• [THE DATA]
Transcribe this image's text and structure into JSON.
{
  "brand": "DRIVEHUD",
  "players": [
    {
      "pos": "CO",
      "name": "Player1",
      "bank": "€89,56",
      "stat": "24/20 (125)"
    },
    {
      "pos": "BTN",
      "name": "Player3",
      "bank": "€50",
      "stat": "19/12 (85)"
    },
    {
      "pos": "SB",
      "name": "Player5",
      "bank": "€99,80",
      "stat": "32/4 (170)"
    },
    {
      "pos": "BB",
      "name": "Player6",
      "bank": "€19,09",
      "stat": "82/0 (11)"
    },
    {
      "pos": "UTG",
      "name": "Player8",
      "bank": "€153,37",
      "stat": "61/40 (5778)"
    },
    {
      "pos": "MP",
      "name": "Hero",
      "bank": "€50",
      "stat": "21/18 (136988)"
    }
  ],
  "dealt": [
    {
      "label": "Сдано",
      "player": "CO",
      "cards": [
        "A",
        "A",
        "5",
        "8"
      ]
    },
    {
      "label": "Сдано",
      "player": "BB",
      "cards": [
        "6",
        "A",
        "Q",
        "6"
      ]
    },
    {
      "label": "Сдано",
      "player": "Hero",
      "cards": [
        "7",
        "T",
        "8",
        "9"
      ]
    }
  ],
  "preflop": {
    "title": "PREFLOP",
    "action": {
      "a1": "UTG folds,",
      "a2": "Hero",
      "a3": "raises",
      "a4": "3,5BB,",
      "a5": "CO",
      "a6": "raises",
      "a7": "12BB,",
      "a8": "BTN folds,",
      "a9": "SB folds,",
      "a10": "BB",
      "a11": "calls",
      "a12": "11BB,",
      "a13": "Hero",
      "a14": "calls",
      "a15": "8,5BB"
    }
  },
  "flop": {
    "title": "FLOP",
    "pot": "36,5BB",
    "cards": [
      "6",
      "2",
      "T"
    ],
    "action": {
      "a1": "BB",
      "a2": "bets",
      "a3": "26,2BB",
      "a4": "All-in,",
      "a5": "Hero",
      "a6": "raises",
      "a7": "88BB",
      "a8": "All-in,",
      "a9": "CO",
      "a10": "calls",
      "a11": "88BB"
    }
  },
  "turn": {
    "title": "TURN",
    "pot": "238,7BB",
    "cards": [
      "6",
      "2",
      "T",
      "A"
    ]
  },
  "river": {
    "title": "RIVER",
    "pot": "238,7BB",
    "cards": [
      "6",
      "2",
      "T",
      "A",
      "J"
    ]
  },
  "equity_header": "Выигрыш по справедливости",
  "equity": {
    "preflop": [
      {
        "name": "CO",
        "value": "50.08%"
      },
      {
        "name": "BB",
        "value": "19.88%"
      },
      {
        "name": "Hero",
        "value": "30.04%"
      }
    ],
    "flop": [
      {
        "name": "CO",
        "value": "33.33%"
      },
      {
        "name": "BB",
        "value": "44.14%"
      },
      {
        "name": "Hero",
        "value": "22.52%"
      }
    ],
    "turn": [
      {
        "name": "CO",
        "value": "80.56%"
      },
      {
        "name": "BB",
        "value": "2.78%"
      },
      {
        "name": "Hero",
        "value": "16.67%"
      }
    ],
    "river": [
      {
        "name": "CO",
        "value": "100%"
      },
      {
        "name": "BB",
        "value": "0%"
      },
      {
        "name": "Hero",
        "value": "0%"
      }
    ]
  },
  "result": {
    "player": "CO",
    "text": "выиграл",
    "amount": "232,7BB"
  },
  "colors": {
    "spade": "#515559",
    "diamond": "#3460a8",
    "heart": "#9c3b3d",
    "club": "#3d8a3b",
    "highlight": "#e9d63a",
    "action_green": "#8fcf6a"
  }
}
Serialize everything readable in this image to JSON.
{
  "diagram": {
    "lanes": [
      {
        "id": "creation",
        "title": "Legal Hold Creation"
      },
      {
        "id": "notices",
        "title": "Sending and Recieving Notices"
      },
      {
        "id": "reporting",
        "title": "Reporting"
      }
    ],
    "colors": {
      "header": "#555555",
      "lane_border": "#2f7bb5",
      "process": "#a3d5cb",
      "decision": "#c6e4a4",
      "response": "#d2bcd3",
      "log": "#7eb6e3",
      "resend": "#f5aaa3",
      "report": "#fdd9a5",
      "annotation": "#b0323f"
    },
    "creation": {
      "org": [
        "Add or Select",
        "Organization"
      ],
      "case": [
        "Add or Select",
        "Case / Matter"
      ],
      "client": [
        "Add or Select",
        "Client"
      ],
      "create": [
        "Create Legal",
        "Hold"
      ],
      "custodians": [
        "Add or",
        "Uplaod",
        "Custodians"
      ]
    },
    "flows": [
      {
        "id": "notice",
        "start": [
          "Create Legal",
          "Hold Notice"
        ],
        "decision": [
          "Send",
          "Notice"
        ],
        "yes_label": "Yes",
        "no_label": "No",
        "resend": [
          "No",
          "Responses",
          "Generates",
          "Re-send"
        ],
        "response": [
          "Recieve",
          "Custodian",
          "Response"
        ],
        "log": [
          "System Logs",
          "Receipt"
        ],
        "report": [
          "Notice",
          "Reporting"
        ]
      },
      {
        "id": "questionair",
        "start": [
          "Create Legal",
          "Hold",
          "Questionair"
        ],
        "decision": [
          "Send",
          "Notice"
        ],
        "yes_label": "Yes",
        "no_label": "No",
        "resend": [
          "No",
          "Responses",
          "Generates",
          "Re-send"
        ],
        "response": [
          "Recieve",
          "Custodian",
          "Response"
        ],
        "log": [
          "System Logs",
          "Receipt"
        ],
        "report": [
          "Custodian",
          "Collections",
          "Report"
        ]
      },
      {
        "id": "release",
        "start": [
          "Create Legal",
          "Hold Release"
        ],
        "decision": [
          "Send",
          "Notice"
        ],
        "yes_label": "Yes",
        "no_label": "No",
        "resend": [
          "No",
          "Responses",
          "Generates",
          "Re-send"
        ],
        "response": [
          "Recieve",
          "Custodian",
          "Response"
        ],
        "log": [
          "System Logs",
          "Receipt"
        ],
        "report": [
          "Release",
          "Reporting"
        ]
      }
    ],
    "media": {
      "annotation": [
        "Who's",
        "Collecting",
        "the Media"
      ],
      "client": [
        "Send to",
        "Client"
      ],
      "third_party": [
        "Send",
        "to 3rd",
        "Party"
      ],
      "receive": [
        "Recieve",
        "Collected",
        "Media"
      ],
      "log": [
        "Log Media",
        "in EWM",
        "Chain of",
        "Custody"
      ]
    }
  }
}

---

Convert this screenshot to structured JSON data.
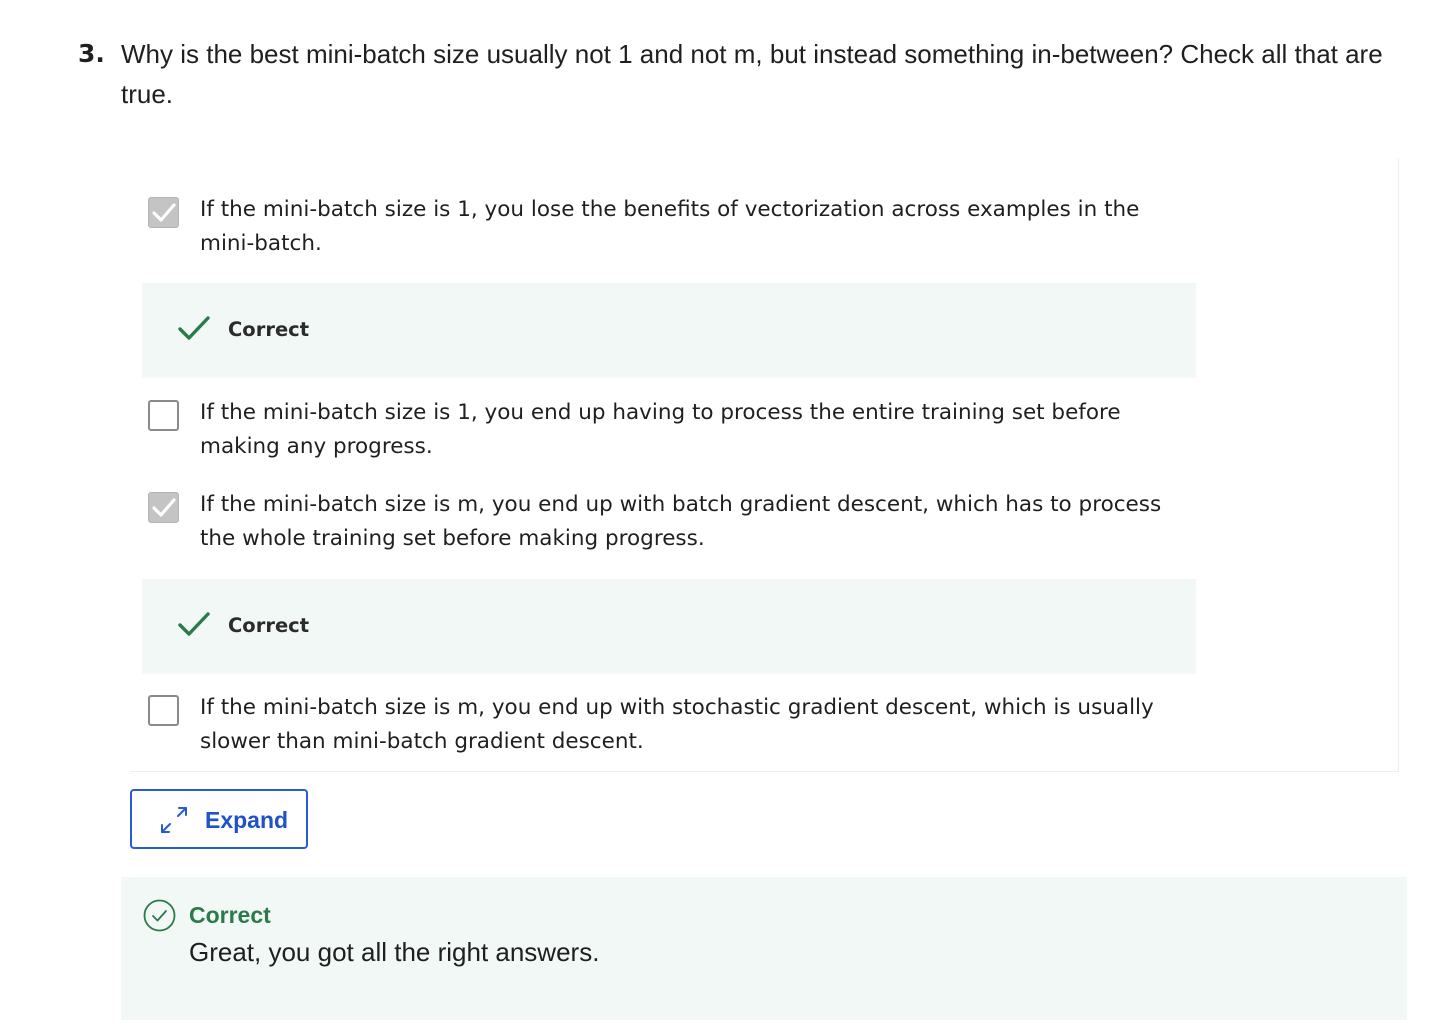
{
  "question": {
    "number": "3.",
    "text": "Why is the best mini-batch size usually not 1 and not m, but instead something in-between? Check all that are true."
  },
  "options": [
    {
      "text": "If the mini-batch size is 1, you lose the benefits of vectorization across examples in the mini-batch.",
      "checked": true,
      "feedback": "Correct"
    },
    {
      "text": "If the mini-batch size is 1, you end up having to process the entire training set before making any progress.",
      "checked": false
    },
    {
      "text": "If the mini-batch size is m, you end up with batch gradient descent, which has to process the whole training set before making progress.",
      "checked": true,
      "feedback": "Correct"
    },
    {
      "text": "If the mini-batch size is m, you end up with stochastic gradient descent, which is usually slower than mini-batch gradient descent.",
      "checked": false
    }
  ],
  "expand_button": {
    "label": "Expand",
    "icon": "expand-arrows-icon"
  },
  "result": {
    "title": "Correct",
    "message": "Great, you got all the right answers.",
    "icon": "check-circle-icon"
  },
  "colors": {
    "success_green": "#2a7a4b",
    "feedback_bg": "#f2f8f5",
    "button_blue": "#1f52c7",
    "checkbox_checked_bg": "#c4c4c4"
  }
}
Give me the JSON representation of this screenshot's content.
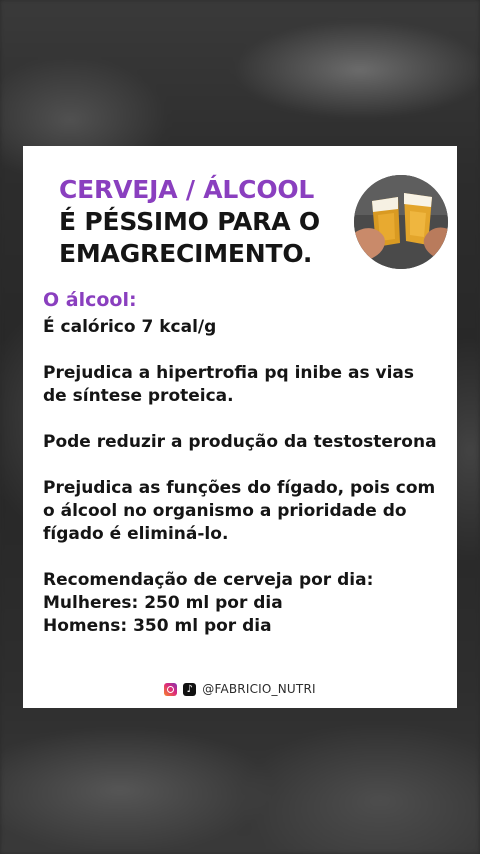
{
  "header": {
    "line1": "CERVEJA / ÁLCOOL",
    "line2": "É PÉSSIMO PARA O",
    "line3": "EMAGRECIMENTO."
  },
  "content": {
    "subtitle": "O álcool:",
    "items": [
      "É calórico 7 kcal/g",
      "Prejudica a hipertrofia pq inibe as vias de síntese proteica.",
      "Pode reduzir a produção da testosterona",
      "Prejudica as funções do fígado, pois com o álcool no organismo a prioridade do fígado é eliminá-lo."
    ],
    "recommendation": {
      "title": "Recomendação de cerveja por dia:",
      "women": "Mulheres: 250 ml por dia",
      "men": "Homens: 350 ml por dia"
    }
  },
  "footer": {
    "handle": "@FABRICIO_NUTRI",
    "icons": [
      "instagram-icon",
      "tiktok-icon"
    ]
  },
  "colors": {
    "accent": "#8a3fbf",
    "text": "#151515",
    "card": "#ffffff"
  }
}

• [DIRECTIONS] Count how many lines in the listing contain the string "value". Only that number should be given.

• [EXERCISE RESULT] 12